If you think that's a lot, last year we consumed more than 110 million pounds of pepper.
"Pepper is really what started globalization as we know it," Michael Krondl, author of "The Taste of Conquest," told Sunday Morning correspondent Martha Teichner. "I would call black pepper the black gold that started it all. Black pepper is a berry. It originates in India and it grows on these kind of vines that will grow up basically just about anything."
As far back as 1200, the Venetians were satisfying Europe's craving for spices - pepper particularly. They ferried the Crusaders to the Middle East, bought spices while they were there, and resold them back home.
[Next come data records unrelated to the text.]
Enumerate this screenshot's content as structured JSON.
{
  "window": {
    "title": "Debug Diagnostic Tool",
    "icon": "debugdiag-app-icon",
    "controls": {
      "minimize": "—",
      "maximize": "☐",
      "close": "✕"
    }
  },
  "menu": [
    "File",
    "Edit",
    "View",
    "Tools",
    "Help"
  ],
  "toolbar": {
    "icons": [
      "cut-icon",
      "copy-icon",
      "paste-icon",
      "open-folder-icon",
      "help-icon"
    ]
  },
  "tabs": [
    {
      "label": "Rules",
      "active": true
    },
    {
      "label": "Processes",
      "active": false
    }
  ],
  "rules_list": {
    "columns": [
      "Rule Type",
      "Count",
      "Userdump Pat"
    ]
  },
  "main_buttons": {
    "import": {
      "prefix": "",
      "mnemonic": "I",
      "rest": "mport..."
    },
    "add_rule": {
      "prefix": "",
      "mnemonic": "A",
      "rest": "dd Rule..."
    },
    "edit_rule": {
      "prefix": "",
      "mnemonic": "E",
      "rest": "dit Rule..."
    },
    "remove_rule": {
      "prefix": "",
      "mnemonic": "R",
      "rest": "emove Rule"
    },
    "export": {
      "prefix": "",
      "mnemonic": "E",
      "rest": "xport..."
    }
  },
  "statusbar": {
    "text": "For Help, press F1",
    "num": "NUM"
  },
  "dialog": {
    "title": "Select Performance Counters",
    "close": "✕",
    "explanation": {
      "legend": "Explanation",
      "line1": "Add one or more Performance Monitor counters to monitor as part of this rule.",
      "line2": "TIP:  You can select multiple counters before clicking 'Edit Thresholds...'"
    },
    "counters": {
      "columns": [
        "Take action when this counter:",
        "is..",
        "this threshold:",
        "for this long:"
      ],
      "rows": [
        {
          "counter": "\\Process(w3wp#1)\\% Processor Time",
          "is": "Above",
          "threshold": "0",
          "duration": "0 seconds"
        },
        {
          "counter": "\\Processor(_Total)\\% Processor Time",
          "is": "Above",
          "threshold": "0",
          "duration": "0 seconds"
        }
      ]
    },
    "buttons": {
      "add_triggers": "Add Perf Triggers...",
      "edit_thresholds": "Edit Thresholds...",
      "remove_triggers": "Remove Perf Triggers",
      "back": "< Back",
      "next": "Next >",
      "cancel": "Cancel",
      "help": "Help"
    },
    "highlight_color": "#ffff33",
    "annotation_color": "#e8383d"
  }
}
The profit from pepper was staggering.
"It could be anywhere from about 500 percent to 2,000 percent," Krondl said.
Columbus, you may remember, was after spices when he discovered America.
"He wants pepper. He wants nutmeg," Krondl said. "He wants cloves, and he comes back to Spain saying, 'Look, I found pepper,' except what he's found is crushed red pepper in this case, or capsicums or chili peppers."
Exactly the sort of peppers you'll find at Ted Blew's stall at New York City's Union Square Market.
"We have a lot of peppers that come from Mexico, and really all hot peppers have the name chili," he said.
All chili peppers originated in Central or South America. The Portuguese carried them first to Africa, then on to the Far East.
And then, in the 17th century, the Dutch muscled their way into the spice trade. The Dutch East India Company, the world's first multinational corporation, wanted a monopoly and literally murdered anyone who dared to resist.
"They essentially wipes out the entire nutmeg producing islands which are in the Far East - Indonesia," Krondl said.
Imagine, a genocide occurring over one of the ingredients in pumpkin pie!
So what exactly did people eat back then? Krondl showed Teichner the oldest known cookbook, kept at the New York Academy of Medicine. It's Roman, by Apicius.
"The Romans ate a lot of pork. That was their big favorite and they mostly seasoned it with a kind of fish sauce, something called liquimen, and they seem to have used a lot of pepper," he said.
The invention of the printing press in 1440 meant mass-produced cookbooks, and new fashions in food.
"By the late Middle Ages and the Renaissance, you have a highly developed cuisine that depends on mostly sweet spices. Cinnamon is the spice of the Renaissance," Krondl said.
Why, one might ask, cookbooks in a medical library? Spices were often sold as medicine. They still are.
"Cloves are filled with something called mouginol which is an anesthetic," Krondl said. "In olden times, particularly in the Middle Ages, cloves were considered to be a powerful aphrodisiac."
Not all the supposed benefits are bogus.
"Recently they've been doing very serious studies and have discovered that there is something in pepper, something called pepperine, that makes drugs more effective," he said. "Turmeric is this fabulous yellow spice; it's what makes curry powder yellow. They're finding in mice that it shrinks back cancer tumors, breast cancer tumors."
But watch out for nutmeg!
"It's a hallucinogen. If you eat enough of it, you will actually start tripping," Krondl said. "There are apparently some very nasty side effects, I should warn everybody."
And in a Manhattan spice store we discovered a secret: the truth about cinnamon. When people buy cinnamon in the supermarket, what they are really getting is a related spice, called cassia.
Who knew? And who knew spice consumption would more than double over the last 20 years in the U.S.? It seems our appetites are becoming as global as the spice trade.